[Extracted records]
______________________________
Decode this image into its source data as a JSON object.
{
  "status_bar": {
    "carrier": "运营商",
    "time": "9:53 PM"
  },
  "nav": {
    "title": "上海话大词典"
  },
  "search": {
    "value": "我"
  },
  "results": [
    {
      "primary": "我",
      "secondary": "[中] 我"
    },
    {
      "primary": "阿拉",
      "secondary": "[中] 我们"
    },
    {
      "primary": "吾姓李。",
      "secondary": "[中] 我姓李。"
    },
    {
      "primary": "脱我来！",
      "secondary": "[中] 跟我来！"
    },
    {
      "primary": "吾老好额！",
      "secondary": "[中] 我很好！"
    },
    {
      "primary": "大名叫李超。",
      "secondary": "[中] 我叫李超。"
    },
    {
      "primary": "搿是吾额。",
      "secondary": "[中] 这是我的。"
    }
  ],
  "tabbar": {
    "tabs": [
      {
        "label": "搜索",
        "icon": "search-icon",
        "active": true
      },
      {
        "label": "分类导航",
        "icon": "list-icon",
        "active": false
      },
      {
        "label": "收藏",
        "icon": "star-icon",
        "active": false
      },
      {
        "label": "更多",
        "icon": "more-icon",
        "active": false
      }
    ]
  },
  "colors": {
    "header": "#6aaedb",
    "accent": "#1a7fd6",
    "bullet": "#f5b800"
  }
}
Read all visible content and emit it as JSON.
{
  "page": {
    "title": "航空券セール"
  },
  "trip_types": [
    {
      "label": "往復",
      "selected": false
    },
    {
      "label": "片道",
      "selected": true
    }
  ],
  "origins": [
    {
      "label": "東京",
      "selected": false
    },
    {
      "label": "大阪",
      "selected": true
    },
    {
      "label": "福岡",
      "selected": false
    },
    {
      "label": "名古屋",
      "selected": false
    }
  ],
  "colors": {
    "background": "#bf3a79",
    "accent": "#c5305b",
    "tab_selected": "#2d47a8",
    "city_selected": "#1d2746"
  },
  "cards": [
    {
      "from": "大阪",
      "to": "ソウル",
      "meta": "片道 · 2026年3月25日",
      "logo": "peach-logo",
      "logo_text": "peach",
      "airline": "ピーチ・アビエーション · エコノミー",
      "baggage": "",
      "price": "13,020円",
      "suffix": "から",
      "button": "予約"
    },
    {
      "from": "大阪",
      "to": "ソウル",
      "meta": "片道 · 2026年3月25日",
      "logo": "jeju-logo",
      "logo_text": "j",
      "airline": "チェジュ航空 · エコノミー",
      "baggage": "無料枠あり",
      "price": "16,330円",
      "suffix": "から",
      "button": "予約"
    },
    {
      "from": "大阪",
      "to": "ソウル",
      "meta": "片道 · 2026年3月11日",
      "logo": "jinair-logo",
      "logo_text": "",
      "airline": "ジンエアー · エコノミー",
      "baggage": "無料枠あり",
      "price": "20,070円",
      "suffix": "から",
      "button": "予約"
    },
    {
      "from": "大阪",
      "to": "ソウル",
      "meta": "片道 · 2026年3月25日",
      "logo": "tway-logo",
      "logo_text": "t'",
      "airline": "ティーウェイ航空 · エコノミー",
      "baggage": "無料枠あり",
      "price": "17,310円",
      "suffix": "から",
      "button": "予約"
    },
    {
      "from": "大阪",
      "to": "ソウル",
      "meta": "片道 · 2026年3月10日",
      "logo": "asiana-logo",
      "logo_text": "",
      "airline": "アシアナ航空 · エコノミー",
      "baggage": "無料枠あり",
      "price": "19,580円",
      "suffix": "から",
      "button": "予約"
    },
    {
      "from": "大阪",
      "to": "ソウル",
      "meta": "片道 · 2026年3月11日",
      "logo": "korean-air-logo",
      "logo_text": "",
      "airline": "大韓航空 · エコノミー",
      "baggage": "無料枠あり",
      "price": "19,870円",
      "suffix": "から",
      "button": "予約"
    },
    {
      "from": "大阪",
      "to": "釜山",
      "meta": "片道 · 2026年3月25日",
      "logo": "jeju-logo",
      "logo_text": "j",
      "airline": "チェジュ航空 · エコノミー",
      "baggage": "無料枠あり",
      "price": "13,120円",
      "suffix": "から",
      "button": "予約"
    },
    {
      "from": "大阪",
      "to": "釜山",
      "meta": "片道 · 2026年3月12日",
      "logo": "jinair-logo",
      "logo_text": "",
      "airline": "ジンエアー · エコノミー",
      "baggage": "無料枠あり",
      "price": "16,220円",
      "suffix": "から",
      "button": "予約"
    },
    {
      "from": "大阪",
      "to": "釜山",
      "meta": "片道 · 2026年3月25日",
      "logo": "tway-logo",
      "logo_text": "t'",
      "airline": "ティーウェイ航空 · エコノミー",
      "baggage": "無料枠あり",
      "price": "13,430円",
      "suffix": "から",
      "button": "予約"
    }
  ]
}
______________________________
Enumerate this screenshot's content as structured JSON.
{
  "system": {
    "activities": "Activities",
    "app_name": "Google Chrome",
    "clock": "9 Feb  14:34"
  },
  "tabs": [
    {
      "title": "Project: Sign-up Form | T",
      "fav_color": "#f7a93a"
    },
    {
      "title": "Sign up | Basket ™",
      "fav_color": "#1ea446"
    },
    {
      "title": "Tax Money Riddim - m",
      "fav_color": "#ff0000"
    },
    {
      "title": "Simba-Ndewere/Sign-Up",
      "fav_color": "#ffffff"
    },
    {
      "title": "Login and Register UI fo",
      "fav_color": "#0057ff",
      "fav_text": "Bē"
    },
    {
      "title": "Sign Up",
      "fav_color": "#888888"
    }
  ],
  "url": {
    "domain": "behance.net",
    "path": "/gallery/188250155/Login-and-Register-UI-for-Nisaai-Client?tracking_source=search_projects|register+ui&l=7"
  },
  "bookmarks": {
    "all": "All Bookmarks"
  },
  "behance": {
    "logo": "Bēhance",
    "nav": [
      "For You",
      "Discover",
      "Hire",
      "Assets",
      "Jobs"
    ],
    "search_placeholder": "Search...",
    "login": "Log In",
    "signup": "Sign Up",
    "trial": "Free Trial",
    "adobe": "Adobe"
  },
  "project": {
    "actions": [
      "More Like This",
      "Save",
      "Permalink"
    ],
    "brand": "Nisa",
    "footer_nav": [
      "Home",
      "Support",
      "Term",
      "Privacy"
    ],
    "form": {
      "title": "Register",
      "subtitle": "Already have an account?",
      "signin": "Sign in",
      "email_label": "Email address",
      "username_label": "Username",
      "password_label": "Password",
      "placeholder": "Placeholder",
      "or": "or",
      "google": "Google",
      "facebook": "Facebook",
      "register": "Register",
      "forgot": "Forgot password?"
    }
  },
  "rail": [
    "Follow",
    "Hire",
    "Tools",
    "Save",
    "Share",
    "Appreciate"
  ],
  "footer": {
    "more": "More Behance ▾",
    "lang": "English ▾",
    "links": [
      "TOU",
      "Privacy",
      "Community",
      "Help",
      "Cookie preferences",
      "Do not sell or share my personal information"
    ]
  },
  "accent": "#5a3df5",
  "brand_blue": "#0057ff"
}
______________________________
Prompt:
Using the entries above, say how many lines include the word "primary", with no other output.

Written response:
7